Malaysia   

The Federal Constitution of Malaysia purports to protect the right to freedom of religion, including the profession, practicing and propagating of a person’s religious beliefs. Despite this, federal law favours the Islamic faith. Article 3 of the Federal Constitution privileges Islam with special status. Although it is more subtle than in neighbouring countries, examples of discrimination against Christians include the existence of sharia courts available to Muslims and the constitutional definition of ‘Malay’ to mean only those who profess the religion of Islam.

An opportunity for the United States and Australia

Under President Trump, the US has affirmed its strong commitment to the freedom of religion both domestically and internationally. While I was at the UN during Leaders Week 2019, the US hosted a high-level event titled ‘The Global Call to Protect Religious Freedom’. The scheduling of this event at the same time as the Climate Summit sent a clear message to the international community about the foreign policy priorities of the Trump/Pence administration.

Domestically, Trump has made a 2017 executive order to advance religious freedom as a centre-piece of his administration’s human rights agenda. The President has also taken action to ensure that Americans and American organisations are not forced to violate their religious or moral beliefs by complying with the Obamacare contraceptive mandate. Further, the Administration has dedicated $25 million to protect religious freedom and religious sites and relics around the world.

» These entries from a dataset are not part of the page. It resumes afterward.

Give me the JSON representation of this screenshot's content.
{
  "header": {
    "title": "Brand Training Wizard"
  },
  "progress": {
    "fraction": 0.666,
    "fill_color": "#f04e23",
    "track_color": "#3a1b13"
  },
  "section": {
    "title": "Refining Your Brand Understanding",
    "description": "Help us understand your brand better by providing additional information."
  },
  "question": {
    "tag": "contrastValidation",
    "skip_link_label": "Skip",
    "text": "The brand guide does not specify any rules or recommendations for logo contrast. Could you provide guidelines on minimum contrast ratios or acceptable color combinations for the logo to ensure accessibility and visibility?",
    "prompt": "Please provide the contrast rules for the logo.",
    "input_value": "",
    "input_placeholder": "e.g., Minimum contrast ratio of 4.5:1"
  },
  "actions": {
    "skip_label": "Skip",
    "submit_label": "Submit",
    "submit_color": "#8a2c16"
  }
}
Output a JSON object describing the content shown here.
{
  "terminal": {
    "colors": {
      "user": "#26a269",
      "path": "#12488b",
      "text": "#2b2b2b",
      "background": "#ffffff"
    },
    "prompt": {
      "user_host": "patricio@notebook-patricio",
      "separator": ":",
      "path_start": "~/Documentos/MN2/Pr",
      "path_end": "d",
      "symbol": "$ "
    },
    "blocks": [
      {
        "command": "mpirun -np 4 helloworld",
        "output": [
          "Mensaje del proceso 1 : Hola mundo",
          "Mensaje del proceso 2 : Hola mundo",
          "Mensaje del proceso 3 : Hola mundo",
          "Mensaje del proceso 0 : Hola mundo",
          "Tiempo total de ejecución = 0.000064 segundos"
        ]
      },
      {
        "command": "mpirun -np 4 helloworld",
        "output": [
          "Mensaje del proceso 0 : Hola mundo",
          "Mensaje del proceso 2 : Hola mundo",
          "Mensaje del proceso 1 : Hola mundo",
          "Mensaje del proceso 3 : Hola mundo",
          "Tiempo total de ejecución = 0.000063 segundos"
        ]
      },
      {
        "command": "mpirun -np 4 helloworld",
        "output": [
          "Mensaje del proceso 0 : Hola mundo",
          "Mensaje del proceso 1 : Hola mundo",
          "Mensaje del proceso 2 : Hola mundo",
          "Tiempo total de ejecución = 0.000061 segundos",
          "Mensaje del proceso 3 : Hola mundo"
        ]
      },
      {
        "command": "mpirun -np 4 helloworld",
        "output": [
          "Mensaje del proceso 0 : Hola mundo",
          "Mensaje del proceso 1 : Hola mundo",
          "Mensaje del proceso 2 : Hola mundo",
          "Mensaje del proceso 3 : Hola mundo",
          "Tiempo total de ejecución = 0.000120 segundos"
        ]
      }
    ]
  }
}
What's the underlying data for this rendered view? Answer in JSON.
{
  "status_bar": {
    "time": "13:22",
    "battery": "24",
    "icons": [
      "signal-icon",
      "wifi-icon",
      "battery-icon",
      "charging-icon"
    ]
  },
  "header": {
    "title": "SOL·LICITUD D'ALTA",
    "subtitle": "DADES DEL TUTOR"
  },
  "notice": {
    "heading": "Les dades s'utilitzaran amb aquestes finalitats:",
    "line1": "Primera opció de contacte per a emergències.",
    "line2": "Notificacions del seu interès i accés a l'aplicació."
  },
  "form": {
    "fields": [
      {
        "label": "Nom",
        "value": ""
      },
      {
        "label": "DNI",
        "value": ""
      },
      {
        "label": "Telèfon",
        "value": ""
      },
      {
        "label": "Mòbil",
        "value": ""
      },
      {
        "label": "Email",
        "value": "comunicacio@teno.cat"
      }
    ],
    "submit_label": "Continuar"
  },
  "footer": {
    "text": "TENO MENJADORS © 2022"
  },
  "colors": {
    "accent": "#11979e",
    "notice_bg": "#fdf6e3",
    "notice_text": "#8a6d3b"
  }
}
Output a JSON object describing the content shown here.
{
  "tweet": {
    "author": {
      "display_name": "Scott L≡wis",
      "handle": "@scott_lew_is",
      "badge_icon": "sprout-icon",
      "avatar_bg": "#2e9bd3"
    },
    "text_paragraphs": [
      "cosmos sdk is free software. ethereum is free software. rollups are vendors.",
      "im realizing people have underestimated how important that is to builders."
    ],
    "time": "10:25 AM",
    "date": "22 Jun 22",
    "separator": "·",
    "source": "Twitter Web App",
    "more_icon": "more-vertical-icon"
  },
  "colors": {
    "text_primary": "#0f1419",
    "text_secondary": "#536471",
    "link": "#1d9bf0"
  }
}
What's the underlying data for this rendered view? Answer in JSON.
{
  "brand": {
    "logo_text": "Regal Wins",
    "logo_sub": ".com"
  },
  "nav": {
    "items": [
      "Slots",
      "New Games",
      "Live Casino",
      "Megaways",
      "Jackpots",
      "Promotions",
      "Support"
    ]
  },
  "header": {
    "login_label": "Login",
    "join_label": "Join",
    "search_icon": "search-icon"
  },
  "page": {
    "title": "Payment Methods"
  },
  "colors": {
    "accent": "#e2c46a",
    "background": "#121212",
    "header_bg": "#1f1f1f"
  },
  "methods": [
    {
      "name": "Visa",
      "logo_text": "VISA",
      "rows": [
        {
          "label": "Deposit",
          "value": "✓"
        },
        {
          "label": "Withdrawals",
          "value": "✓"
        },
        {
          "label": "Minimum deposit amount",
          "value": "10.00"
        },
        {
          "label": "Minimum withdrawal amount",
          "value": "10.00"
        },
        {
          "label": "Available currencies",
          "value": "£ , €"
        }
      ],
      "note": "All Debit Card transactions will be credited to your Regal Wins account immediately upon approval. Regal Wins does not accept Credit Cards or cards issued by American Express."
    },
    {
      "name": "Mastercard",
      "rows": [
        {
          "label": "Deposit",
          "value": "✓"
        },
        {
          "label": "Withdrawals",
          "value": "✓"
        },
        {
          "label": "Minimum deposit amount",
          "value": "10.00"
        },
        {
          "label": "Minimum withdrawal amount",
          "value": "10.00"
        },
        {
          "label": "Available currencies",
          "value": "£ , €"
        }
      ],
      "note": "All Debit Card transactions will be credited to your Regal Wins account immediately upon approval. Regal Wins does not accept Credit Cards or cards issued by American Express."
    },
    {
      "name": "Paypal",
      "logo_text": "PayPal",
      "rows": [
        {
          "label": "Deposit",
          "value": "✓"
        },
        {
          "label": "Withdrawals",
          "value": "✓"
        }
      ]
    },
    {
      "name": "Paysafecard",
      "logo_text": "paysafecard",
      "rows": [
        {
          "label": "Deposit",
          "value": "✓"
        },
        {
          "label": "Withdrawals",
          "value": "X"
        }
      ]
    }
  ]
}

Given our shared liberal-democratic values, Australia is uniquely positioned to cooperate with the US on this serious international human rights issue in our region. With rising Christian persecution in Southeast Asia and the Indo-pacific, Australia’s strong bilateral relationship with the United States may provide a solution. As an evangelical Christian, Prime Minister Scott Morrison shares a unique personal connection with persecuted Christians in our region and a commitment to protecting religious freedoms alongside President Trump and Vice President Pence. If there were ever a time to ignite a global crusade to combat religious persecution, this would be that time.